* What the task asks
Answer with a number only, stating how many lines of the records hold the word "Normal".
########################################
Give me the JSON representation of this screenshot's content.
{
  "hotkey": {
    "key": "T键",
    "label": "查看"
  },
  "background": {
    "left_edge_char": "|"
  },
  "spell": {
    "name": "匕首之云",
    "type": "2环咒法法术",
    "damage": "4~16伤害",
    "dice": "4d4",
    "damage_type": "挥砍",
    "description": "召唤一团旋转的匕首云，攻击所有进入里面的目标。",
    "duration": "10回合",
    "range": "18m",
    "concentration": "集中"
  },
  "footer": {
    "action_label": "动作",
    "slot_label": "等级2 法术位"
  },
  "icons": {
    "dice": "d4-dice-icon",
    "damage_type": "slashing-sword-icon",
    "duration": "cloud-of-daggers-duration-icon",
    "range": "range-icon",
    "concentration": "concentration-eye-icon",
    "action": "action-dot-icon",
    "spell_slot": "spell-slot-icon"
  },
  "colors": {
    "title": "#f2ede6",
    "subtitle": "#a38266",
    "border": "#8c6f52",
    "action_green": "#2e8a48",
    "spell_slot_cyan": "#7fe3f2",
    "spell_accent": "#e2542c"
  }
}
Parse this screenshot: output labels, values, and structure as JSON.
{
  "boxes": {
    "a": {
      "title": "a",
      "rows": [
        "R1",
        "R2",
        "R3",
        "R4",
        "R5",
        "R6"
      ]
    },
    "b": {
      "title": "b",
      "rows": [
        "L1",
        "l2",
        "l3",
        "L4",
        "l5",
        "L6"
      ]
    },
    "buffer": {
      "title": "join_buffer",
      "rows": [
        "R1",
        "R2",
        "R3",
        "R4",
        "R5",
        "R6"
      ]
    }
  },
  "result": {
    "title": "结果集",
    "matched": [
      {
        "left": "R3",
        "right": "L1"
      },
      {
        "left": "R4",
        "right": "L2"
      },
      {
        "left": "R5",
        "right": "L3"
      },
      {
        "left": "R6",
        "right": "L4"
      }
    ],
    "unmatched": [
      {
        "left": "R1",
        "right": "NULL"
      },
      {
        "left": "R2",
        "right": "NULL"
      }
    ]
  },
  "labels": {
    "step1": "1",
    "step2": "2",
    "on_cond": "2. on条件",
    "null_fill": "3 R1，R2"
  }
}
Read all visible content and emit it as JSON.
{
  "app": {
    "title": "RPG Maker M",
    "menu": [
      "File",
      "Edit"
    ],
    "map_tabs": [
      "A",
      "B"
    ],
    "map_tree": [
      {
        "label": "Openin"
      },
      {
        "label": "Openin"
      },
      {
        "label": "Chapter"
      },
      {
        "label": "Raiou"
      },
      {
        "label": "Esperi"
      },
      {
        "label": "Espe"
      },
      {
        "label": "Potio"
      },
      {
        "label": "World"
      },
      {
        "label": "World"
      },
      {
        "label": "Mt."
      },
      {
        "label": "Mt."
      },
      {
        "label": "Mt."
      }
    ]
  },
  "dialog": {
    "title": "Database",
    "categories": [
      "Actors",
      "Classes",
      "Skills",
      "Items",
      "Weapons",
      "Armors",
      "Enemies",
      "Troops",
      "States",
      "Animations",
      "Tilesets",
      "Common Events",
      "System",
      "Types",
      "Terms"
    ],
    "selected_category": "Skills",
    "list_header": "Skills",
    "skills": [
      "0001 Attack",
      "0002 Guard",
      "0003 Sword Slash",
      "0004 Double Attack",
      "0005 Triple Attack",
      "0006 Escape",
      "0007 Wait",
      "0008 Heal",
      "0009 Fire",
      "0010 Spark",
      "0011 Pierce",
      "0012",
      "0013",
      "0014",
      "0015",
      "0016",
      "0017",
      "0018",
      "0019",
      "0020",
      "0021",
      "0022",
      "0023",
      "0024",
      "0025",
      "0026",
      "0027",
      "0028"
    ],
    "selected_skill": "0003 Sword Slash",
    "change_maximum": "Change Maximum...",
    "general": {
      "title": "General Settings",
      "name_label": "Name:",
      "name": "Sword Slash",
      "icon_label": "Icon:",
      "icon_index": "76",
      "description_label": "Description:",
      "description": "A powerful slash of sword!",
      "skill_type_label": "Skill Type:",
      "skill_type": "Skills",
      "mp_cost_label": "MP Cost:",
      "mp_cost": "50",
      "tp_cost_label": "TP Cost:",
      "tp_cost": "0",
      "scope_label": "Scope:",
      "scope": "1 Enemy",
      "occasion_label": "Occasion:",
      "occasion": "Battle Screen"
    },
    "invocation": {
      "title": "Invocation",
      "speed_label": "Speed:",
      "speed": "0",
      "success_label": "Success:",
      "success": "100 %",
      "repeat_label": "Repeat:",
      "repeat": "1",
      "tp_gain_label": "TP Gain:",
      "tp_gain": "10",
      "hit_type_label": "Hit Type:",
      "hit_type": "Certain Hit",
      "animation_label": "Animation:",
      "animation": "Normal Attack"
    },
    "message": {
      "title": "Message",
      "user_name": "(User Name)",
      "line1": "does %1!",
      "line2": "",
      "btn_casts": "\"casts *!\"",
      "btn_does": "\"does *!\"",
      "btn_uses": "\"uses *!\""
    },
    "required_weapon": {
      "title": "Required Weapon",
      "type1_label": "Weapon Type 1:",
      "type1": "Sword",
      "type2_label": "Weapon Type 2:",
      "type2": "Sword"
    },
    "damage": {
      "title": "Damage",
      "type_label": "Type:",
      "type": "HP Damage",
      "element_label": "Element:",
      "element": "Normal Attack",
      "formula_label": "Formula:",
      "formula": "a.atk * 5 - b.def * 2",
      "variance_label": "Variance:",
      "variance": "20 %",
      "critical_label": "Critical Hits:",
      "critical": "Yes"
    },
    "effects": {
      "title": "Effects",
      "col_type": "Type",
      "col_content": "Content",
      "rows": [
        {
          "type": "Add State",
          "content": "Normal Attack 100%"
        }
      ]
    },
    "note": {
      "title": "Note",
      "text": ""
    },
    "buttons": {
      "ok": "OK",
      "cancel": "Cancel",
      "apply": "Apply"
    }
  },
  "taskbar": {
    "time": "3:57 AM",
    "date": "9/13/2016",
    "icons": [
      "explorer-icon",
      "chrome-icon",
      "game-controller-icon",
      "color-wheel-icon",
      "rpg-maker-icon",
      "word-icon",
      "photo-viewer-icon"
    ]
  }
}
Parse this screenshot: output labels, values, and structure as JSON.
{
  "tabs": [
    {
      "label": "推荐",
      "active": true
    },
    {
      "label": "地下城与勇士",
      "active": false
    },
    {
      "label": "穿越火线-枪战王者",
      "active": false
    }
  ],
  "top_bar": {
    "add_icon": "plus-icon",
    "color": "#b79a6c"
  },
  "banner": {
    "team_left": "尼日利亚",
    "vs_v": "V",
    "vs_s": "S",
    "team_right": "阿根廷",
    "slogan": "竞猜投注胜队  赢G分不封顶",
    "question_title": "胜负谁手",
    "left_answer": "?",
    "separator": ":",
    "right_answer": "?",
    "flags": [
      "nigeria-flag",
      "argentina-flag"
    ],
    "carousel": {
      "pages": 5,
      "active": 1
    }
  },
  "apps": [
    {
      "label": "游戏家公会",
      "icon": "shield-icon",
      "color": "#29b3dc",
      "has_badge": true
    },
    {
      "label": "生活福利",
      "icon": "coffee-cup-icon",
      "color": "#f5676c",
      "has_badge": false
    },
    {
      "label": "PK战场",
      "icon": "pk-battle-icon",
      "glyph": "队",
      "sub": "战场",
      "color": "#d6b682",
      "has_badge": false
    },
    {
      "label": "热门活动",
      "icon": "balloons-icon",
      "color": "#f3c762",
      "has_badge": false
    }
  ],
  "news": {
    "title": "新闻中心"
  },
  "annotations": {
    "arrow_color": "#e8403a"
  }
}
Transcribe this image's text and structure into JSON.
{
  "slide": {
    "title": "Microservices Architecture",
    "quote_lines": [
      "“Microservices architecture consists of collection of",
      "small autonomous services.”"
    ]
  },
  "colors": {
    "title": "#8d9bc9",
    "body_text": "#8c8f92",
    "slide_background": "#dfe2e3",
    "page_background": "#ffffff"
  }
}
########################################
* Result
3